━━ Available data
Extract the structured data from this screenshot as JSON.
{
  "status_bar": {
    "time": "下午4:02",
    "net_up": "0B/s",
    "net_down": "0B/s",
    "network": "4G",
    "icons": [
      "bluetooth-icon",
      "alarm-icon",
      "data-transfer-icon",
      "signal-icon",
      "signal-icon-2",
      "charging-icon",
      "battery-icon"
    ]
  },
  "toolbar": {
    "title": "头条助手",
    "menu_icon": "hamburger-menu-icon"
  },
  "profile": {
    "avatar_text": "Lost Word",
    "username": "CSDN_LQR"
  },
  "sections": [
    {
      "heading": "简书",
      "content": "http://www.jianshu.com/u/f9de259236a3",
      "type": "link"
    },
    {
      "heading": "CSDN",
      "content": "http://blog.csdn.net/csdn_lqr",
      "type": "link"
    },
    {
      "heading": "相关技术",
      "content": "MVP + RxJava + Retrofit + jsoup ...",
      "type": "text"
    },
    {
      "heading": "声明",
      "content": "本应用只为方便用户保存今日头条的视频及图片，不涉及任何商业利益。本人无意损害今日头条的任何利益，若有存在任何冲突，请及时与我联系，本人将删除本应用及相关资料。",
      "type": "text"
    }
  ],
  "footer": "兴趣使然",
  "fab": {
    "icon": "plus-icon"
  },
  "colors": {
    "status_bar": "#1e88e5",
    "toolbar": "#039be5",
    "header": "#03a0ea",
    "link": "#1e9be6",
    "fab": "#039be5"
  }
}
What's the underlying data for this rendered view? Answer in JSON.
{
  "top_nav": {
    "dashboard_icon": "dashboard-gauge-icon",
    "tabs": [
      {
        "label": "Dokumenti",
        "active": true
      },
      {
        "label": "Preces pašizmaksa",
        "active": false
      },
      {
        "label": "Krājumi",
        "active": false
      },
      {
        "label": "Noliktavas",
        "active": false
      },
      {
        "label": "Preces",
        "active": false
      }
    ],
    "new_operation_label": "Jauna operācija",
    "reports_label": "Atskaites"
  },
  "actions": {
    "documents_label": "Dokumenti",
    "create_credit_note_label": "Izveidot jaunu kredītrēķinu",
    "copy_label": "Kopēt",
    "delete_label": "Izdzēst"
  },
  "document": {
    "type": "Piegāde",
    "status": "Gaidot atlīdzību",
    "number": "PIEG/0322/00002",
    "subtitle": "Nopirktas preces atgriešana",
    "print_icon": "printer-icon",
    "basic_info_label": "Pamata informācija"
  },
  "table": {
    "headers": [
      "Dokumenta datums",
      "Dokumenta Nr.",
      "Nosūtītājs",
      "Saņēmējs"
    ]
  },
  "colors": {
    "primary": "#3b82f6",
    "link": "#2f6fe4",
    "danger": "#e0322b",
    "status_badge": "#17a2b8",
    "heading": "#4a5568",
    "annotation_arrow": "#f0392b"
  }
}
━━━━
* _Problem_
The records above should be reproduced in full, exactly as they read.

* _Solution for this task_
Extract the structured data from this screenshot as JSON.
{
  "status_bar": {
    "time": "下午4:02",
    "net_up": "0B/s",
    "net_down": "0B/s",
    "network": "4G",
    "icons": [
      "bluetooth-icon",
      "alarm-icon",
      "data-transfer-icon",
      "signal-icon",
      "signal-icon-2",
      "charging-icon",
      "battery-icon"
    ]
  },
  "toolbar": {
    "title": "头条助手",
    "menu_icon": "hamburger-menu-icon"
  },
  "profile": {
    "avatar_text": "Lost Word",
    "username": "CSDN_LQR"
  },
  "sections": [
    {
      "heading": "简书",
      "content": "http://www.jianshu.com/u/f9de259236a3",
      "type": "link"
    },
    {
      "heading": "CSDN",
      "content": "http://blog.csdn.net/csdn_lqr",
      "type": "link"
    },
    {
      "heading": "相关技术",
      "content": "MVP + RxJava + Retrofit + jsoup ...",
      "type": "text"
    },
    {
      "heading": "声明",
      "content": "本应用只为方便用户保存今日头条的视频及图片，不涉及任何商业利益。本人无意损害今日头条的任何利益，若有存在任何冲突，请及时与我联系，本人将删除本应用及相关资料。",
      "type": "text"
    }
  ],
  "footer": "兴趣使然",
  "fab": {
    "icon": "plus-icon"
  },
  "colors": {
    "status_bar": "#1e88e5",
    "toolbar": "#039be5",
    "header": "#03a0ea",
    "link": "#1e9be6",
    "fab": "#039be5"
  }
}
What's the underlying data for this rendered view? Answer in JSON.
{
  "top_nav": {
    "dashboard_icon": "dashboard-gauge-icon",
    "tabs": [
      {
        "label": "Dokumenti",
        "active": true
      },
      {
        "label": "Preces pašizmaksa",
        "active": false
      },
      {
        "label": "Krājumi",
        "active": false
      },
      {
        "label": "Noliktavas",
        "active": false
      },
      {
        "label": "Preces",
        "active": false
      }
    ],
    "new_operation_label": "Jauna operācija",
    "reports_label": "Atskaites"
  },
  "actions": {
    "documents_label": "Dokumenti",
    "create_credit_note_label": "Izveidot jaunu kredītrēķinu",
    "copy_label": "Kopēt",
    "delete_label": "Izdzēst"
  },
  "document": {
    "type": "Piegāde",
    "status": "Gaidot atlīdzību",
    "number": "PIEG/0322/00002",
    "subtitle": "Nopirktas preces atgriešana",
    "print_icon": "printer-icon",
    "basic_info_label": "Pamata informācija"
  },
  "table": {
    "headers": [
      "Dokumenta datums",
      "Dokumenta Nr.",
      "Nosūtītājs",
      "Saņēmējs"
    ]
  },
  "colors": {
    "primary": "#3b82f6",
    "link": "#2f6fe4",
    "danger": "#e0322b",
    "status_badge": "#17a2b8",
    "heading": "#4a5568",
    "annotation_arrow": "#f0392b"
  }
}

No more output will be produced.